Catherine Swift, economist and former chair of the board of directors of the Canadian Federation of Independent Business (CFIB), shared an article on Canada’s healthcare system being costly at best and without exception, even before the Covid pandemic. 19. She tweeted that the glaring problems that have arisen from the virus crisis should convince Canadians that major structural reforms are needed and that spending public money on its own will not help fix the instability of the system. health.
Experts argue that Canada has been in a state of denial that people spend more on health care and perform poorly compared to many other advanced countries. However, the recent surge in infections caused by the highly transmissible variant of Omicron has exposed serious problems with the system with increasing hospitalizations and severe shortages of nurses and staff.
The overwhelming rise in infections in recent weeks has not only pushed many frontline workers into quarantine, straining healthcare systems, but has also prompted them to quit early in their careers. Provinces like Ontario and British Columbia, for example, have postponed elective surgeries due to understaffing. Likewise, many clinics and hospitals in remote areas have been forced to temporarily close and transfer patients elsewhere.

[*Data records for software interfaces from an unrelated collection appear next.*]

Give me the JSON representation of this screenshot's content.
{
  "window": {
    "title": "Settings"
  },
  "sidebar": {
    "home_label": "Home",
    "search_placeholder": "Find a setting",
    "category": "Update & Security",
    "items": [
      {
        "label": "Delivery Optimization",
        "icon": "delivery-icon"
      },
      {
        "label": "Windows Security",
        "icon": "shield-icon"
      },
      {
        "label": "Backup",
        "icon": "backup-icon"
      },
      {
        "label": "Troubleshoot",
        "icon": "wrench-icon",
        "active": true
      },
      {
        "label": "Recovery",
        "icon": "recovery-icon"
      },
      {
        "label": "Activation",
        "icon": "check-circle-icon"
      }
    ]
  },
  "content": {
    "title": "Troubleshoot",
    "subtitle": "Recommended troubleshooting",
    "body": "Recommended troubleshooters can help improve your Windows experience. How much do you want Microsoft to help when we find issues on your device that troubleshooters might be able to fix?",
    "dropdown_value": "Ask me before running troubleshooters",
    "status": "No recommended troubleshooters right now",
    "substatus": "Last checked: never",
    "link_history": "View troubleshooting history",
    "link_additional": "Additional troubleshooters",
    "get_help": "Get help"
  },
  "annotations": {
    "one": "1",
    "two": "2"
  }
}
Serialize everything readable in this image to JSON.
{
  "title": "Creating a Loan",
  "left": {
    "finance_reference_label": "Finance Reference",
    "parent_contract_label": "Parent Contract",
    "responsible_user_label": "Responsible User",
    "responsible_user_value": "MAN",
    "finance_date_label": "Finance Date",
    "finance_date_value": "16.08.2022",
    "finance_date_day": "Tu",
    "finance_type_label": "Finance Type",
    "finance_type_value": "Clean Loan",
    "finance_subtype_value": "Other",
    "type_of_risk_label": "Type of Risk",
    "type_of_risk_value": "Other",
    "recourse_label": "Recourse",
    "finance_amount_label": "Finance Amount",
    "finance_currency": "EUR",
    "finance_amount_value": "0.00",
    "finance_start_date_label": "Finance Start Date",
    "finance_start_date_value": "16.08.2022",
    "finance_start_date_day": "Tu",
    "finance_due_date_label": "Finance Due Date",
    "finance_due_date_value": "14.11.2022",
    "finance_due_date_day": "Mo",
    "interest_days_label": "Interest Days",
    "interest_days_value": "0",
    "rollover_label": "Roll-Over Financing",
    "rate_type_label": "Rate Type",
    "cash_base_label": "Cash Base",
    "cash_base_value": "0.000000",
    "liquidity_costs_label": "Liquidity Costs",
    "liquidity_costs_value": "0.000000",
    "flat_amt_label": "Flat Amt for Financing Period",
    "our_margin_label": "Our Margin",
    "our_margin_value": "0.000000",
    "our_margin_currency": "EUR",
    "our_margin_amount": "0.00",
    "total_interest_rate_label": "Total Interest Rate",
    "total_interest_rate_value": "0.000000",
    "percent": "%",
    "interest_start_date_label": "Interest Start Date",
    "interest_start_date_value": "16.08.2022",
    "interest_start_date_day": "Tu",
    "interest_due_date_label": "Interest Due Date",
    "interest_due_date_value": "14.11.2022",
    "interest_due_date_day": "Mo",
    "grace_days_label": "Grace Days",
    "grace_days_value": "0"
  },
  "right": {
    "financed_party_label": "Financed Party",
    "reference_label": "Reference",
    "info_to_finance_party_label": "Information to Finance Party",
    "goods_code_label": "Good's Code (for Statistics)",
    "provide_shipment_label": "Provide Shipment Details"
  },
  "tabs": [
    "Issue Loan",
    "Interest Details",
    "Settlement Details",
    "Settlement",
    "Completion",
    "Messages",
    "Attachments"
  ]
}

Canadians are expected to pay 25% more for health care than the Organization for Economic Co-operation and Development (OECD) average, as the recent increase in coronavirus cases is straining its healthcare system.